Show each line of the data below that has the string "Table" in it.

[Dataset rows for apps and sites]
---
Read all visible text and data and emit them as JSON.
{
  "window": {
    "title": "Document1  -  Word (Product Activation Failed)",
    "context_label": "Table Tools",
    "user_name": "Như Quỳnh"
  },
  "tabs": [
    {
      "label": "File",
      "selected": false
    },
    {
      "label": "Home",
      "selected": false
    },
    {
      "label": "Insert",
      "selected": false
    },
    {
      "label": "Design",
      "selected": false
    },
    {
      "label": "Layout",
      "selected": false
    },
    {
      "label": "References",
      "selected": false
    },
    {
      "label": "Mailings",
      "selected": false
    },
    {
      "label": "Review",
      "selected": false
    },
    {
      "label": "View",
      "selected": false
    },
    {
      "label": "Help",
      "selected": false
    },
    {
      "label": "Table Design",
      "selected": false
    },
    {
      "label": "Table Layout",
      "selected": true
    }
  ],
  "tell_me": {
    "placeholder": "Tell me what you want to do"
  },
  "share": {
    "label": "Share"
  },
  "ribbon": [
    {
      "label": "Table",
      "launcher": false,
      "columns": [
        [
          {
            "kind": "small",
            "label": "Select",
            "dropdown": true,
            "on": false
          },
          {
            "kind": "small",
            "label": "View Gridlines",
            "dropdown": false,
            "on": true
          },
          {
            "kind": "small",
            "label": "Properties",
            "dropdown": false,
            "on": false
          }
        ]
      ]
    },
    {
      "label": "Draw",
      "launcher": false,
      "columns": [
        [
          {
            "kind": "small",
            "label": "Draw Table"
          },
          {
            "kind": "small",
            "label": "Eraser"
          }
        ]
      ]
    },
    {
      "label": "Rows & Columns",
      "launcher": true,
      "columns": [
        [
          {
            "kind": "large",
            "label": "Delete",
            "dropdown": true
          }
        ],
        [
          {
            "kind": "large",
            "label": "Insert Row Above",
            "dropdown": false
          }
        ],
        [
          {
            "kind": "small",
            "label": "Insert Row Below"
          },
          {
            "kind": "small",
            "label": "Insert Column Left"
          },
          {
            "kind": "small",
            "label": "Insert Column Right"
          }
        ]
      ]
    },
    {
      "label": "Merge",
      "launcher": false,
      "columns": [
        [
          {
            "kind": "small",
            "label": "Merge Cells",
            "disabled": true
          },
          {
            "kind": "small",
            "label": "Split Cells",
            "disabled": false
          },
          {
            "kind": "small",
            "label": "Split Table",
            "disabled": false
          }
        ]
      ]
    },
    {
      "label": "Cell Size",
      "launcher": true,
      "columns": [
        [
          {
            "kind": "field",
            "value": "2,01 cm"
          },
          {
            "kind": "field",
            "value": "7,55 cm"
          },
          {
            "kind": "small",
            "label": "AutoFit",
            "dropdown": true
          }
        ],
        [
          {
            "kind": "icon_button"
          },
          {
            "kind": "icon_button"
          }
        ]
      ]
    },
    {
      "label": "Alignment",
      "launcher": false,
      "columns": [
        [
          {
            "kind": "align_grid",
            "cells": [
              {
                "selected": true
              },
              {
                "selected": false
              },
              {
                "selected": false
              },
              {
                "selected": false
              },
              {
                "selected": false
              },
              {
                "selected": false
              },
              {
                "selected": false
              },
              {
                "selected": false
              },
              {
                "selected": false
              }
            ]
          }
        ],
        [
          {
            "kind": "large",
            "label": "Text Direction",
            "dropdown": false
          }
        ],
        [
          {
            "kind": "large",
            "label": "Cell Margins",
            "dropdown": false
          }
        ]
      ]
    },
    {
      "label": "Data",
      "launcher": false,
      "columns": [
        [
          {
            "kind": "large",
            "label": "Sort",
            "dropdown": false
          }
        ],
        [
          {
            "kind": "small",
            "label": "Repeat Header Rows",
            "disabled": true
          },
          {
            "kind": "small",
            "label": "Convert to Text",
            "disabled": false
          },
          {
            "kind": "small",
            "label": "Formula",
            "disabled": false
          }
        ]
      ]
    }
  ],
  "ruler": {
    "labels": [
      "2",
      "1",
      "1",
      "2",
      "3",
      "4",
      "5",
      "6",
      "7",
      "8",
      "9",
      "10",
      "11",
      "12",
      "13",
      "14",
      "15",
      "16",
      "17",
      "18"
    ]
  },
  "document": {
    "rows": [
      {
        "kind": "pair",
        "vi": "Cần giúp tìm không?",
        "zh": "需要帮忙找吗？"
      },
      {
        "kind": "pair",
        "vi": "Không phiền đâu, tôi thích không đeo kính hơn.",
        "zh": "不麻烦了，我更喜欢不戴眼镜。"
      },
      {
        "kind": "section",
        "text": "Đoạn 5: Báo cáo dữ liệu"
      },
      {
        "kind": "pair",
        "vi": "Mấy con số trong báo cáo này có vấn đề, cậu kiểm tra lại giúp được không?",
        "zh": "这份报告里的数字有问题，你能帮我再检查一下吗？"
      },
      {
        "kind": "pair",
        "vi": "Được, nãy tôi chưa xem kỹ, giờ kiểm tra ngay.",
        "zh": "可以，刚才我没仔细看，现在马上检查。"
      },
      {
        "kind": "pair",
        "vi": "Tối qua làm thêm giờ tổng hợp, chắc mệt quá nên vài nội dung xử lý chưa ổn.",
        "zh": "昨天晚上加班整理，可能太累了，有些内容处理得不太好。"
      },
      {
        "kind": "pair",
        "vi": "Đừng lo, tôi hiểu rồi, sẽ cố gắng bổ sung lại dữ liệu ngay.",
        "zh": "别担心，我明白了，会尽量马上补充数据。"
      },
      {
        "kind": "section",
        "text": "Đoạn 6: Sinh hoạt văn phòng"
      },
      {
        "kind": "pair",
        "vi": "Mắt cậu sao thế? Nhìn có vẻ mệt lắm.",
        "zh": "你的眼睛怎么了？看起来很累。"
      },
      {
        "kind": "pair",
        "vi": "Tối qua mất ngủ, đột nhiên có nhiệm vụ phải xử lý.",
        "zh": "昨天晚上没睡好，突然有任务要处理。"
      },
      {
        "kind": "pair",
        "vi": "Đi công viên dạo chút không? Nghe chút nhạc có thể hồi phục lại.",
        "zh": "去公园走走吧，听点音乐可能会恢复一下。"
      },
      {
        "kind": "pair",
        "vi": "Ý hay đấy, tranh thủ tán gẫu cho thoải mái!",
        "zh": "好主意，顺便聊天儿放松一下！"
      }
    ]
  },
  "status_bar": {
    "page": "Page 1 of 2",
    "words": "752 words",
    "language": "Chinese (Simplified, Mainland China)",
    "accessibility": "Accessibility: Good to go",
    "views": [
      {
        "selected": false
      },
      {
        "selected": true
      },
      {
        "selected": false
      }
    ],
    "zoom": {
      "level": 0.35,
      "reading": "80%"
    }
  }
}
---
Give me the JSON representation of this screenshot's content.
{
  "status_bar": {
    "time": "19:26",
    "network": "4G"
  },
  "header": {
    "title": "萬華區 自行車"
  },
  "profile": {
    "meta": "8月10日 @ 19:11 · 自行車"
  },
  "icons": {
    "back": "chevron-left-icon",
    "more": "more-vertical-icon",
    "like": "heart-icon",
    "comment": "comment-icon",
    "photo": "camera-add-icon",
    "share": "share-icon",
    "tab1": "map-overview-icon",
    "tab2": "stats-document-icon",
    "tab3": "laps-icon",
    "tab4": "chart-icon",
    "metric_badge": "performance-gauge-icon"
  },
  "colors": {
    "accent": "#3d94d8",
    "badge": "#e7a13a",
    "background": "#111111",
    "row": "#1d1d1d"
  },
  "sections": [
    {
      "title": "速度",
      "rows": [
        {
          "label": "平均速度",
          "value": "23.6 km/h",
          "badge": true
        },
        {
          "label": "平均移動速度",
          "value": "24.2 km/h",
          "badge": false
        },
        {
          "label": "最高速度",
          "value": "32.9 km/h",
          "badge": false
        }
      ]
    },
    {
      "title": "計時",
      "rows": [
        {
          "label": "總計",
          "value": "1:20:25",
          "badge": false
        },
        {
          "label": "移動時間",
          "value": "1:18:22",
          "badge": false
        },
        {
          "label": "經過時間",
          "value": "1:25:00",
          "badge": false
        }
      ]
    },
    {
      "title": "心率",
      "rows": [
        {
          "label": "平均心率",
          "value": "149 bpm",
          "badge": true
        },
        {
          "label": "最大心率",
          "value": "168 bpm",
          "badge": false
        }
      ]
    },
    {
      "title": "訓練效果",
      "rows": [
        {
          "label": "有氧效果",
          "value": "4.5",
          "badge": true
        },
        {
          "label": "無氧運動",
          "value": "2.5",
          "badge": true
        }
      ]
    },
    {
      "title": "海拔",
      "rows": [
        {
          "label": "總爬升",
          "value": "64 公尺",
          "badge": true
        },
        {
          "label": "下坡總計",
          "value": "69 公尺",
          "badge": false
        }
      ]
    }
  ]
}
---
**Answer box:**
    "context_label": "Table Tools",
      "label": "Table Design",
      "label": "Table Layout",
      "label": "Table",
            "label": "Draw Table"
            "label": "Split Table",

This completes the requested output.